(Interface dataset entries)
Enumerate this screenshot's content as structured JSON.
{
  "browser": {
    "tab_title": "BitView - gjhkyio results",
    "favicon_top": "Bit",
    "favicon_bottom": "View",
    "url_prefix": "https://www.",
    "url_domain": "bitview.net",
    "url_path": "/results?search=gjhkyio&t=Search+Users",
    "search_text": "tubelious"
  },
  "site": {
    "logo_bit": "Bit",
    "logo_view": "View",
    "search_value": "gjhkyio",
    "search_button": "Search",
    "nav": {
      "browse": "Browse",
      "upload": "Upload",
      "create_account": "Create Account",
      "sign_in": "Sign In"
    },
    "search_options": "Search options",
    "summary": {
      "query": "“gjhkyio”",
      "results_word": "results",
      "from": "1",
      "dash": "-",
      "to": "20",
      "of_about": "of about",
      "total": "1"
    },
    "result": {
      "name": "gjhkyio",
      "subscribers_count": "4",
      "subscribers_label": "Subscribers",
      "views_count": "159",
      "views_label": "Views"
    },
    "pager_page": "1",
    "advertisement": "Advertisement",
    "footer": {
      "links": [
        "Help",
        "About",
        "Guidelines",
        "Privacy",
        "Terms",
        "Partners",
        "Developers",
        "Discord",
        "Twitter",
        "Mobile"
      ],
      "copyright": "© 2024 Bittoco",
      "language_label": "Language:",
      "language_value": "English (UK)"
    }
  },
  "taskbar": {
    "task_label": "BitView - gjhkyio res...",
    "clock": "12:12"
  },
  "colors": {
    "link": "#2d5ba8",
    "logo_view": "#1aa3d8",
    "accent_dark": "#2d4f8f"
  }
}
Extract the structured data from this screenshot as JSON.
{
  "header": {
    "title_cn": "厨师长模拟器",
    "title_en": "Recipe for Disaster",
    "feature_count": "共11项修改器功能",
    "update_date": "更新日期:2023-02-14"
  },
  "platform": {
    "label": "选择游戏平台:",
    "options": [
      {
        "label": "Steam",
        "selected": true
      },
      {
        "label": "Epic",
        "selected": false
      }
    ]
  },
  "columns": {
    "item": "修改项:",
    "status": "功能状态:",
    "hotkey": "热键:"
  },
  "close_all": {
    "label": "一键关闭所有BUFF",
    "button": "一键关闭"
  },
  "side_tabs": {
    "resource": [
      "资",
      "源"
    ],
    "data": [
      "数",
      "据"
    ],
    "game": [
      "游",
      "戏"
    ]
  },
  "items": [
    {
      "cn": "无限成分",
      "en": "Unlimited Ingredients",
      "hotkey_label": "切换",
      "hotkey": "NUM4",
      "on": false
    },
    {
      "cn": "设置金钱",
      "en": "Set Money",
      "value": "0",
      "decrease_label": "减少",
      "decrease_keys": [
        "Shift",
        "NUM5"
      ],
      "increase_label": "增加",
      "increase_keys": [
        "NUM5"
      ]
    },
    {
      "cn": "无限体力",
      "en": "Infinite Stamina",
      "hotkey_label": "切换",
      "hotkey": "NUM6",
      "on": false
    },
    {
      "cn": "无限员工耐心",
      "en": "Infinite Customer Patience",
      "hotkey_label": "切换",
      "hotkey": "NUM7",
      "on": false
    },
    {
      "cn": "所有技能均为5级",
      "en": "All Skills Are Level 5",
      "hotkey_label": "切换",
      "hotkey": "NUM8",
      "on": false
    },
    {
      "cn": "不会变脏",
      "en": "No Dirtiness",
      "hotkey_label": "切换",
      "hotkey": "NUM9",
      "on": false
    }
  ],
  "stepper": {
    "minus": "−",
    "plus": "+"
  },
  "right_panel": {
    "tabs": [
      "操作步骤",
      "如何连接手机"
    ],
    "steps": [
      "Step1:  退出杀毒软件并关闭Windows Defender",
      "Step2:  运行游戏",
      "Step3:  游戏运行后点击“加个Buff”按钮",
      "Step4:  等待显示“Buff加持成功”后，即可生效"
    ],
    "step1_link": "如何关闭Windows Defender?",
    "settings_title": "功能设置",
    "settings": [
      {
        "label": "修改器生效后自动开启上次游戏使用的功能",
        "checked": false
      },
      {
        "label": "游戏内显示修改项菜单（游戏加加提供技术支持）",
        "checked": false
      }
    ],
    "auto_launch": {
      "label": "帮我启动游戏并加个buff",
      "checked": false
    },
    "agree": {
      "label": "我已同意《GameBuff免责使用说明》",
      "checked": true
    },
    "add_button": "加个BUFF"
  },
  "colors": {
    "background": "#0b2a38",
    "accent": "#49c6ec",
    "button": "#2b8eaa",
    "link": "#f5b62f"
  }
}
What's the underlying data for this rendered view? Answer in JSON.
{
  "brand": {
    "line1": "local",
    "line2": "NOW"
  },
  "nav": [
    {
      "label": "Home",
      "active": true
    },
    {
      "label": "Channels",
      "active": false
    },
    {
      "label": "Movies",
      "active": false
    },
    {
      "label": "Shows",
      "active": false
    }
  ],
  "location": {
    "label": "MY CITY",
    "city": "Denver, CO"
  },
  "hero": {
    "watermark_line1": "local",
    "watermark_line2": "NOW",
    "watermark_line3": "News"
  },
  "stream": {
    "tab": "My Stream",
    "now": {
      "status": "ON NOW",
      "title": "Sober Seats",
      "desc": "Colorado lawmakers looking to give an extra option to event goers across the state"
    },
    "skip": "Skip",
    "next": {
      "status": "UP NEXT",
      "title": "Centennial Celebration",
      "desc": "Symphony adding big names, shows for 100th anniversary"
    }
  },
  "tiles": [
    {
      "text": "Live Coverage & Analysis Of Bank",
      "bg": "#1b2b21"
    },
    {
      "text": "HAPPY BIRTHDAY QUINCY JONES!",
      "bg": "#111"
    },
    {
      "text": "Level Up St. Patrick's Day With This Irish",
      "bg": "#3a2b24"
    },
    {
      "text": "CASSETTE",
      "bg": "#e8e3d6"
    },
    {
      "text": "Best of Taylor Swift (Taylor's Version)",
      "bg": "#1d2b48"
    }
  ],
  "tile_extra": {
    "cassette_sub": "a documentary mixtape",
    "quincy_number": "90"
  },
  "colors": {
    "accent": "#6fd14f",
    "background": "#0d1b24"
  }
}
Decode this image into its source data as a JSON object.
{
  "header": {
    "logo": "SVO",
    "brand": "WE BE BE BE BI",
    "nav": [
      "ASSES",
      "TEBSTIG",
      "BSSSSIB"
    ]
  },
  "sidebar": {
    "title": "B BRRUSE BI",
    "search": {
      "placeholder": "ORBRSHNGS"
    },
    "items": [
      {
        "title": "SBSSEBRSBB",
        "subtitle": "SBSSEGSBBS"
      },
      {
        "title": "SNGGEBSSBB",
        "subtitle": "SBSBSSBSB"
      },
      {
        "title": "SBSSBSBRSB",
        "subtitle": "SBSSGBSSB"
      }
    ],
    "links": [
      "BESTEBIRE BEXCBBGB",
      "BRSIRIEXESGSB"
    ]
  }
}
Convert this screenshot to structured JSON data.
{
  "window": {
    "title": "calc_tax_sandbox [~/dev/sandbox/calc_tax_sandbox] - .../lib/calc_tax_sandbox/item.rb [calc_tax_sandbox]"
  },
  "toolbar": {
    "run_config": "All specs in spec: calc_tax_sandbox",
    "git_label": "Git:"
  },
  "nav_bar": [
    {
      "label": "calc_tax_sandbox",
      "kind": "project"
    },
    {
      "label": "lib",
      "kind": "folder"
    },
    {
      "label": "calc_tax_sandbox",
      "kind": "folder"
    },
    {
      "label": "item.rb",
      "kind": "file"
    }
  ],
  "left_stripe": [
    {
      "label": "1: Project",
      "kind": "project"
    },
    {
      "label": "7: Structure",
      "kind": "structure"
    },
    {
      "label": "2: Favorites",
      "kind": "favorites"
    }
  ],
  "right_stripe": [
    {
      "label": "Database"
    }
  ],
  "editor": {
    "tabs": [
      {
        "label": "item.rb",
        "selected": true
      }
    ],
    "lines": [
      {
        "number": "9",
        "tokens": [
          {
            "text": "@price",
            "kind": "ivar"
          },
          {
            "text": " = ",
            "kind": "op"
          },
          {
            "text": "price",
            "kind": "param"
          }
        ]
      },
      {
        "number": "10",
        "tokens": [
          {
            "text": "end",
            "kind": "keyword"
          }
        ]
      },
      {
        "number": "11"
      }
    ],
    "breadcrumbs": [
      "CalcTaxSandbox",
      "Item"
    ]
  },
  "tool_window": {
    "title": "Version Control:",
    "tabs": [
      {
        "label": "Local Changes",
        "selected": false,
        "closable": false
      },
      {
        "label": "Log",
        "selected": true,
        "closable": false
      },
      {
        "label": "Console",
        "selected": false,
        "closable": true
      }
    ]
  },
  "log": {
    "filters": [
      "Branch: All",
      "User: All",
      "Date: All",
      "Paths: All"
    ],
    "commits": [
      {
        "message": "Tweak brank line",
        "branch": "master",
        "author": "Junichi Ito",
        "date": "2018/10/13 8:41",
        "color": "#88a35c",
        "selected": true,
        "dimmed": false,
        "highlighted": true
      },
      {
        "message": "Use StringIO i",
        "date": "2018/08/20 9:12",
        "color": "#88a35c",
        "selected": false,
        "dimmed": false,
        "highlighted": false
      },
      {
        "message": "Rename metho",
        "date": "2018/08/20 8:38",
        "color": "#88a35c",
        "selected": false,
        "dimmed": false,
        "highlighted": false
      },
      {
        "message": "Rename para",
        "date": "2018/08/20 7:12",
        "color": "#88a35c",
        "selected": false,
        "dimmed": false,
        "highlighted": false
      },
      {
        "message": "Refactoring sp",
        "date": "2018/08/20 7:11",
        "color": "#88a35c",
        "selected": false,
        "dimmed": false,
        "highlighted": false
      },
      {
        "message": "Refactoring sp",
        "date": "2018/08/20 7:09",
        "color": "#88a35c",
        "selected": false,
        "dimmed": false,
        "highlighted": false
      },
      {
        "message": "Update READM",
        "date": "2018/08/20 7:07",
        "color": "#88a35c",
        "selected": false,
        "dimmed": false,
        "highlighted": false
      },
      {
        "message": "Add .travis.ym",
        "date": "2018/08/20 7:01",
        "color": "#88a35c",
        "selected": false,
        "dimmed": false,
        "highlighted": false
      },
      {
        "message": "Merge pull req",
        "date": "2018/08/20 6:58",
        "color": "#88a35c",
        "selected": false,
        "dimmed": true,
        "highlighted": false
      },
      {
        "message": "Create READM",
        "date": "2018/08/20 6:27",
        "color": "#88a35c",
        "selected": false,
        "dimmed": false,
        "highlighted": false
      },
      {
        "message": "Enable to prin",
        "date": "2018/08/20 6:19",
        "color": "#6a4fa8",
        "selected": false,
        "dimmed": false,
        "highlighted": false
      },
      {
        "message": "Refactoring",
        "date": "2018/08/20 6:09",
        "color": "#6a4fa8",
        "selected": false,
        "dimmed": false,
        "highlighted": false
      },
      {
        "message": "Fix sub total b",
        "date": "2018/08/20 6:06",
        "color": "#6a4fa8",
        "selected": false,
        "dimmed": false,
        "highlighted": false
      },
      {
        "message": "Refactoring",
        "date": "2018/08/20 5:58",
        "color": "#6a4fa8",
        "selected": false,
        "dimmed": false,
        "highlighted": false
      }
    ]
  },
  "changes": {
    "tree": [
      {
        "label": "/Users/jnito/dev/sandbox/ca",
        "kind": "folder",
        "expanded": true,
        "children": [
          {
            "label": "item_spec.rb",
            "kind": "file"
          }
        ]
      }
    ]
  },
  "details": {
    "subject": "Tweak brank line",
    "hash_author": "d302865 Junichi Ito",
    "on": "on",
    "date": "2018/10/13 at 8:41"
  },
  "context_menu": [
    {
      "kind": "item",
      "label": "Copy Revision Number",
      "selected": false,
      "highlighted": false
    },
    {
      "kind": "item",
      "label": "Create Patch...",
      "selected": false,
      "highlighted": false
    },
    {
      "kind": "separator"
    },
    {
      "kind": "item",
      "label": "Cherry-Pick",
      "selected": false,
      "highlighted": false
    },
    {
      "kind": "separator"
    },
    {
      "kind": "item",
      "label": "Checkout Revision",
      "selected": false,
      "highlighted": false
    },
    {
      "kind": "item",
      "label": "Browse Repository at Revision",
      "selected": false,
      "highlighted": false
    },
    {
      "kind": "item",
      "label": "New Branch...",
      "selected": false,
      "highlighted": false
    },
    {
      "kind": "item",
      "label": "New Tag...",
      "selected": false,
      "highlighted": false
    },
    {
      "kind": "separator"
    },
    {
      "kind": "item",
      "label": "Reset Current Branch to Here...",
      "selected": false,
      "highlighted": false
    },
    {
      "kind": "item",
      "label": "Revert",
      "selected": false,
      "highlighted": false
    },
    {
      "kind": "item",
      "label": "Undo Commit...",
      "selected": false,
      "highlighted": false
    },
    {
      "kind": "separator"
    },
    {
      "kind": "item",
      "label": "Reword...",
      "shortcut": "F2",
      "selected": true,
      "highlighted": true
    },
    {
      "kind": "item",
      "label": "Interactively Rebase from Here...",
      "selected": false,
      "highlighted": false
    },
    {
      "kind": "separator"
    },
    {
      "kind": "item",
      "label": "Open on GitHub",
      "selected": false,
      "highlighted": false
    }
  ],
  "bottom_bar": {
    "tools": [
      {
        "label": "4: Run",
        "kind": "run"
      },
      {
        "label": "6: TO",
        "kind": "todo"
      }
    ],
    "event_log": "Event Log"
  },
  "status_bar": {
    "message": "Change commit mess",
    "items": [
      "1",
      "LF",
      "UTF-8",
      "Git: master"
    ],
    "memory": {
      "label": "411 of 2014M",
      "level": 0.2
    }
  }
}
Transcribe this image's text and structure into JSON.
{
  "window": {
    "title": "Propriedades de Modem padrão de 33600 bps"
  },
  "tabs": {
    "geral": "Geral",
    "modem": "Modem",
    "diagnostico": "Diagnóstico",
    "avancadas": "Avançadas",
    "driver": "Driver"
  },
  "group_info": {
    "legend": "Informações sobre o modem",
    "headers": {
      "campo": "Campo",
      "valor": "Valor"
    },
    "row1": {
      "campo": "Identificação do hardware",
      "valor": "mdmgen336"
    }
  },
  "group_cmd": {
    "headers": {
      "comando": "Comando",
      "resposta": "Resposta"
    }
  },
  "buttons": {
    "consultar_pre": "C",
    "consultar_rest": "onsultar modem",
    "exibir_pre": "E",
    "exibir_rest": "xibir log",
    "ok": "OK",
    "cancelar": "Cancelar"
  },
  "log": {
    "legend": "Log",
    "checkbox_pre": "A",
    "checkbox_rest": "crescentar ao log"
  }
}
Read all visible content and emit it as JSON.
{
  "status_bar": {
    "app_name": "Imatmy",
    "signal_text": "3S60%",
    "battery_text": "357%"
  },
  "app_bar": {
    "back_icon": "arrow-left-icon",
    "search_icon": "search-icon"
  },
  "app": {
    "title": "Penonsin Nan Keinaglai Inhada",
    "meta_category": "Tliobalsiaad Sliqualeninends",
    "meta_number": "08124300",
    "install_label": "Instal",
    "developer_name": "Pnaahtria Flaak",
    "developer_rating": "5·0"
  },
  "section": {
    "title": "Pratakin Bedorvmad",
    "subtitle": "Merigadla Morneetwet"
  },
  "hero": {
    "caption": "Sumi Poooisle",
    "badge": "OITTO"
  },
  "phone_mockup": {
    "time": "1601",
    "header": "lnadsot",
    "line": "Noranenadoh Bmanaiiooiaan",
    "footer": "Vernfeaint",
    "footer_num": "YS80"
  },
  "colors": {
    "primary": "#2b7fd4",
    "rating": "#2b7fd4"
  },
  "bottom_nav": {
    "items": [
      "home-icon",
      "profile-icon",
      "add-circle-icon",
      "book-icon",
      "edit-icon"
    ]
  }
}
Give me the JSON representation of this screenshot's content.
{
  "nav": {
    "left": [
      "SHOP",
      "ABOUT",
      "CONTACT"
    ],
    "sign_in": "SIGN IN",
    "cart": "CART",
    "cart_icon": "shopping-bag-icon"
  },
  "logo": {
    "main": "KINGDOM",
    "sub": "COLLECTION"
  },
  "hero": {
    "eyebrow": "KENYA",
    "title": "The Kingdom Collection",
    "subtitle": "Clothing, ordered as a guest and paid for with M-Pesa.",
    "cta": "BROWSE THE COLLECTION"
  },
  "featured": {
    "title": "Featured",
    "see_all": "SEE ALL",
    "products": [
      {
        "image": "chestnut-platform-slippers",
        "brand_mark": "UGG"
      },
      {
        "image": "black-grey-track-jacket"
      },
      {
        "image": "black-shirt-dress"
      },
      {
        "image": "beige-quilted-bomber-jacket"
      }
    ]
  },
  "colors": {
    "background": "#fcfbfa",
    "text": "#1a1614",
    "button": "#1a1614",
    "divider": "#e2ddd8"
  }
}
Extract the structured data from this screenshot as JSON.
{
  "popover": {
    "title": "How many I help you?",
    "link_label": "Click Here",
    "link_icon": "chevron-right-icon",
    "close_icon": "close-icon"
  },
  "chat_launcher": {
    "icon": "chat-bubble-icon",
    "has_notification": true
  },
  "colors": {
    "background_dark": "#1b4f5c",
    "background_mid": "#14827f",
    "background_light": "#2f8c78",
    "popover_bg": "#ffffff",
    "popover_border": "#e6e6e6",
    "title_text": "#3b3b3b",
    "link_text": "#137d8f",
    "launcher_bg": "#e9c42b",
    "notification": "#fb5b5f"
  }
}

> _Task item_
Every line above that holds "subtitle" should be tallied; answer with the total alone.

> _Result of this task_
5